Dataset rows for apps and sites
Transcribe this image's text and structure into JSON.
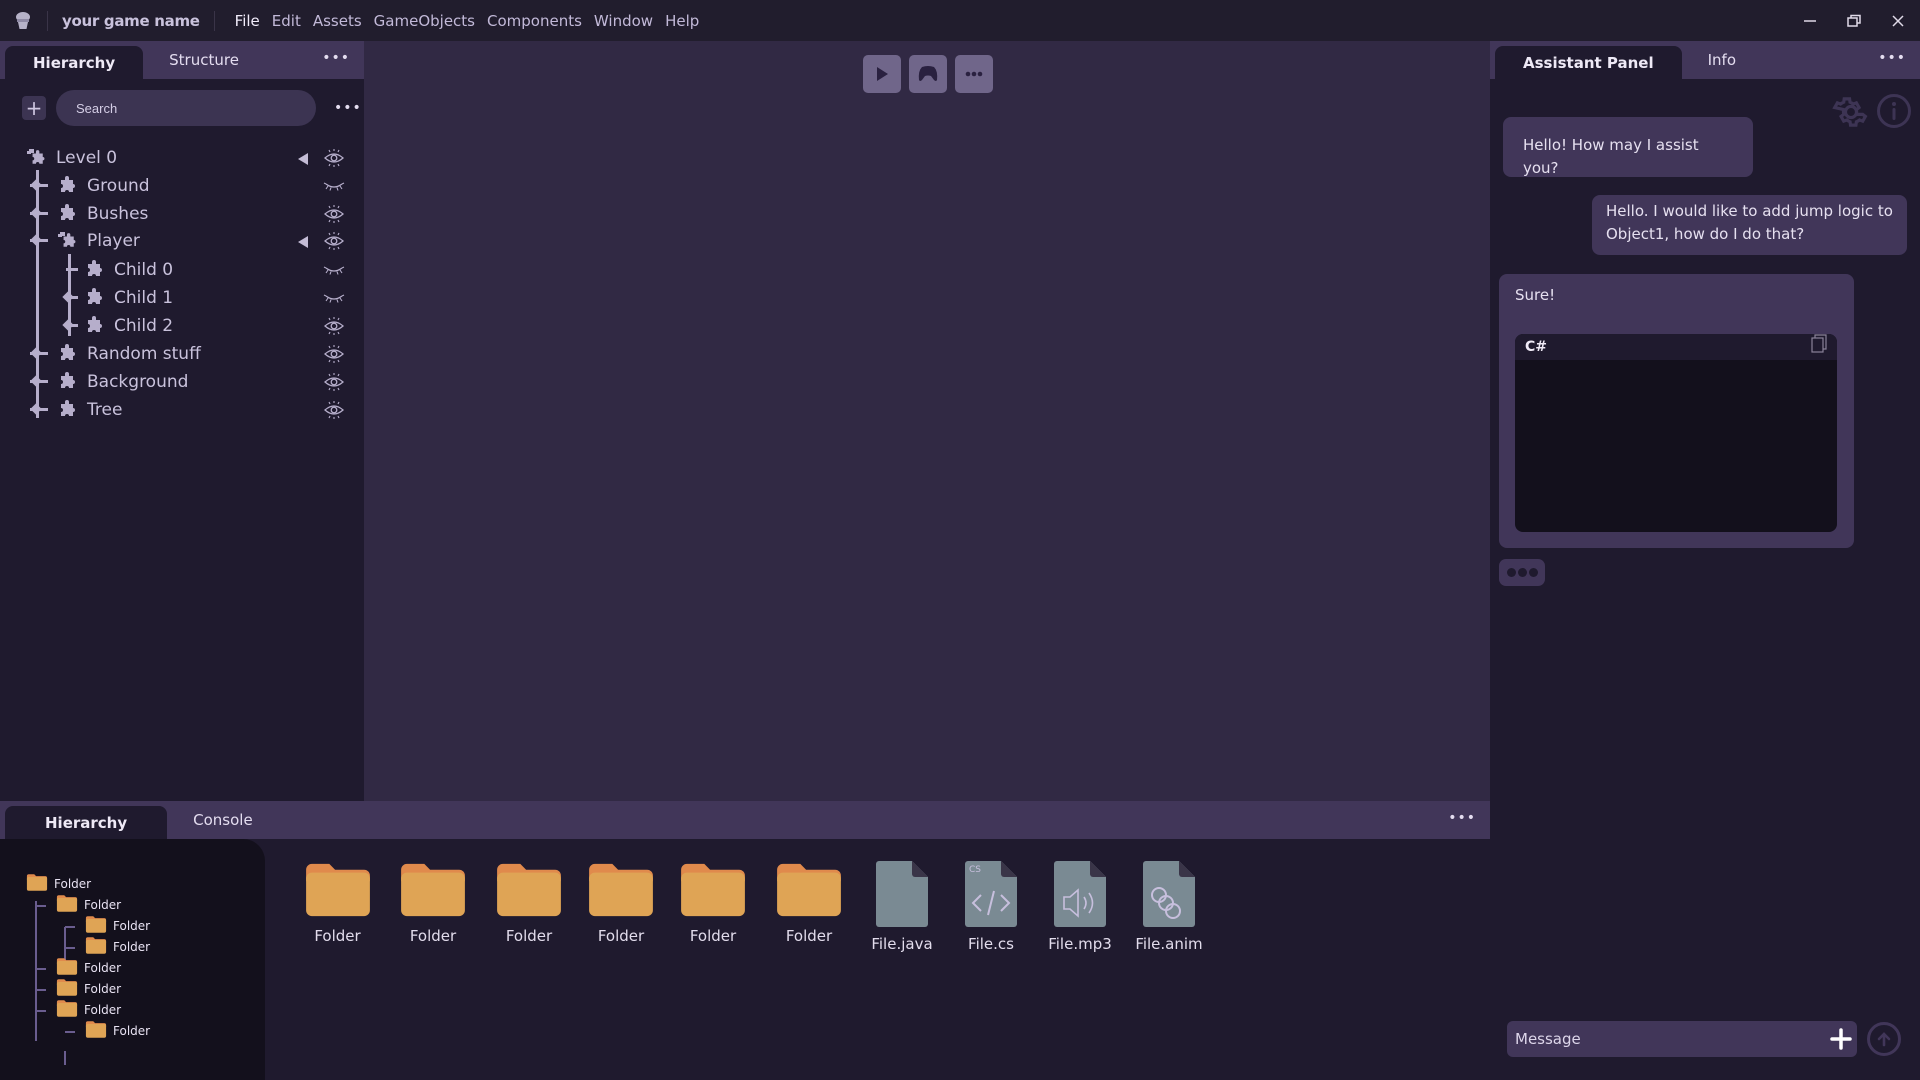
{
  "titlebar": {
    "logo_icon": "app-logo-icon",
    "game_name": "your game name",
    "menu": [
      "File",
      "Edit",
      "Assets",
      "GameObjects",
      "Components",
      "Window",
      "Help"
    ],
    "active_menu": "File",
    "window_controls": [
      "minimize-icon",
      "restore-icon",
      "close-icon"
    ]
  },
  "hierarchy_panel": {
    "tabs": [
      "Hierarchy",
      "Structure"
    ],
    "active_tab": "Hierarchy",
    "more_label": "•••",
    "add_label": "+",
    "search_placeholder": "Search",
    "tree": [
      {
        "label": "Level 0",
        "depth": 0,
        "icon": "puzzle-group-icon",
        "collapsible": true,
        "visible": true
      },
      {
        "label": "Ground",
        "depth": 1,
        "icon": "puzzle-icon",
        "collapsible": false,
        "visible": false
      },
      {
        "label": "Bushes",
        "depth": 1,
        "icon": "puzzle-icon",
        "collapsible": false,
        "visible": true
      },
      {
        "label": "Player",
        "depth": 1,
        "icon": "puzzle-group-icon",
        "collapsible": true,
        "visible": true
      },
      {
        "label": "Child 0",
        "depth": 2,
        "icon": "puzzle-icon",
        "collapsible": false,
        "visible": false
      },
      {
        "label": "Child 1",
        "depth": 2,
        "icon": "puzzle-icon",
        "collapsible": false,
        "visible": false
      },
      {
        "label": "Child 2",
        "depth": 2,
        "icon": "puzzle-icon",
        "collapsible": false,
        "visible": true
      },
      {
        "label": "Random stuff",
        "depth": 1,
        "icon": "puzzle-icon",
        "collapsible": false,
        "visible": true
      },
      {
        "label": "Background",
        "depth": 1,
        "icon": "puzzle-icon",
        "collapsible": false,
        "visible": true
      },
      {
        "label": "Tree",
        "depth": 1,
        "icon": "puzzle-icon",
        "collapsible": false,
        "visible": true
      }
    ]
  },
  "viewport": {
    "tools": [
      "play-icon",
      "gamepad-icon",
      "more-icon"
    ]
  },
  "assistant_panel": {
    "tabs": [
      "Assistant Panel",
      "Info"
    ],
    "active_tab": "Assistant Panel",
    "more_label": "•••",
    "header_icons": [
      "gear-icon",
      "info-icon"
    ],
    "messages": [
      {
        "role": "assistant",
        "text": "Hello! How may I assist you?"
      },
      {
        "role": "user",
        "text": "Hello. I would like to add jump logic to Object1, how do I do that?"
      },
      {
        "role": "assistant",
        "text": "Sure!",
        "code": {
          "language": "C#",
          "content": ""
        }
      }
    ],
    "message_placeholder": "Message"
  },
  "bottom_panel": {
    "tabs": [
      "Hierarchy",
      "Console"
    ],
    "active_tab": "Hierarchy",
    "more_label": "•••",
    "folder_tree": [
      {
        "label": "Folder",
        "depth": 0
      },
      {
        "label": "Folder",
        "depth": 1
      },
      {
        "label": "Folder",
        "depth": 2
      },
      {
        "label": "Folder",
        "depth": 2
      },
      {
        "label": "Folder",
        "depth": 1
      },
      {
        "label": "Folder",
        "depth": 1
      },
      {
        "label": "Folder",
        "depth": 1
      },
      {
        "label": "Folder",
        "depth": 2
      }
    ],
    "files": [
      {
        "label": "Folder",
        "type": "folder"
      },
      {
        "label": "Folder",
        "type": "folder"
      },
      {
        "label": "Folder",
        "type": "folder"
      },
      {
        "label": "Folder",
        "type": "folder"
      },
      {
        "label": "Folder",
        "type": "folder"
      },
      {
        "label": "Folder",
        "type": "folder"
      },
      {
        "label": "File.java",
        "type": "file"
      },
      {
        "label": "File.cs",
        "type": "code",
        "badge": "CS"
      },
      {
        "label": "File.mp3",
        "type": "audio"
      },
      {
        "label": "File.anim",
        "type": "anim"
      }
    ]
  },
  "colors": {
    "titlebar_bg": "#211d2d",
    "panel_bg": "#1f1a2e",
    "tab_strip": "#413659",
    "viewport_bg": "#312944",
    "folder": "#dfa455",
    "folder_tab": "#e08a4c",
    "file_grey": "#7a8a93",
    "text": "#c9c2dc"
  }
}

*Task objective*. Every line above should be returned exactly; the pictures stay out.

*Written response*.
Transcribe this image's text and structure into JSON.
{
  "titlebar": {
    "logo_icon": "app-logo-icon",
    "game_name": "your game name",
    "menu": [
      "File",
      "Edit",
      "Assets",
      "GameObjects",
      "Components",
      "Window",
      "Help"
    ],
    "active_menu": "File",
    "window_controls": [
      "minimize-icon",
      "restore-icon",
      "close-icon"
    ]
  },
  "hierarchy_panel": {
    "tabs": [
      "Hierarchy",
      "Structure"
    ],
    "active_tab": "Hierarchy",
    "more_label": "•••",
    "add_label": "+",
    "search_placeholder": "Search",
    "tree": [
      {
        "label": "Level 0",
        "depth": 0,
        "icon": "puzzle-group-icon",
        "collapsible": true,
        "visible": true
      },
      {
        "label": "Ground",
        "depth": 1,
        "icon": "puzzle-icon",
        "collapsible": false,
        "visible": false
      },
      {
        "label": "Bushes",
        "depth": 1,
        "icon": "puzzle-icon",
        "collapsible": false,
        "visible": true
      },
      {
        "label": "Player",
        "depth": 1,
        "icon": "puzzle-group-icon",
        "collapsible": true,
        "visible": true
      },
      {
        "label": "Child 0",
        "depth": 2,
        "icon": "puzzle-icon",
        "collapsible": false,
        "visible": false
      },
      {
        "label": "Child 1",
        "depth": 2,
        "icon": "puzzle-icon",
        "collapsible": false,
        "visible": false
      },
      {
        "label": "Child 2",
        "depth": 2,
        "icon": "puzzle-icon",
        "collapsible": false,
        "visible": true
      },
      {
        "label": "Random stuff",
        "depth": 1,
        "icon": "puzzle-icon",
        "collapsible": false,
        "visible": true
      },
      {
        "label": "Background",
        "depth": 1,
        "icon": "puzzle-icon",
        "collapsible": false,
        "visible": true
      },
      {
        "label": "Tree",
        "depth": 1,
        "icon": "puzzle-icon",
        "collapsible": false,
        "visible": true
      }
    ]
  },
  "viewport": {
    "tools": [
      "play-icon",
      "gamepad-icon",
      "more-icon"
    ]
  },
  "assistant_panel": {
    "tabs": [
      "Assistant Panel",
      "Info"
    ],
    "active_tab": "Assistant Panel",
    "more_label": "•••",
    "header_icons": [
      "gear-icon",
      "info-icon"
    ],
    "messages": [
      {
        "role": "assistant",
        "text": "Hello! How may I assist you?"
      },
      {
        "role": "user",
        "text": "Hello. I would like to add jump logic to Object1, how do I do that?"
      },
      {
        "role": "assistant",
        "text": "Sure!",
        "code": {
          "language": "C#",
          "content": ""
        }
      }
    ],
    "message_placeholder": "Message"
  },
  "bottom_panel": {
    "tabs": [
      "Hierarchy",
      "Console"
    ],
    "active_tab": "Hierarchy",
    "more_label": "•••",
    "folder_tree": [
      {
        "label": "Folder",
        "depth": 0
      },
      {
        "label": "Folder",
        "depth": 1
      },
      {
        "label": "Folder",
        "depth": 2
      },
      {
        "label": "Folder",
        "depth": 2
      },
      {
        "label": "Folder",
        "depth": 1
      },
      {
        "label": "Folder",
        "depth": 1
      },
      {
        "label": "Folder",
        "depth": 1
      },
      {
        "label": "Folder",
        "depth": 2
      }
    ],
    "files": [
      {
        "label": "Folder",
        "type": "folder"
      },
      {
        "label": "Folder",
        "type": "folder"
      },
      {
        "label": "Folder",
        "type": "folder"
      },
      {
        "label": "Folder",
        "type": "folder"
      },
      {
        "label": "Folder",
        "type": "folder"
      },
      {
        "label": "Folder",
        "type": "folder"
      },
      {
        "label": "File.java",
        "type": "file"
      },
      {
        "label": "File.cs",
        "type": "code",
        "badge": "CS"
      },
      {
        "label": "File.mp3",
        "type": "audio"
      },
      {
        "label": "File.anim",
        "type": "anim"
      }
    ]
  },
  "colors": {
    "titlebar_bg": "#211d2d",
    "panel_bg": "#1f1a2e",
    "tab_strip": "#413659",
    "viewport_bg": "#312944",
    "folder": "#dfa455",
    "folder_tab": "#e08a4c",
    "file_grey": "#7a8a93",
    "text": "#c9c2dc"
  }
}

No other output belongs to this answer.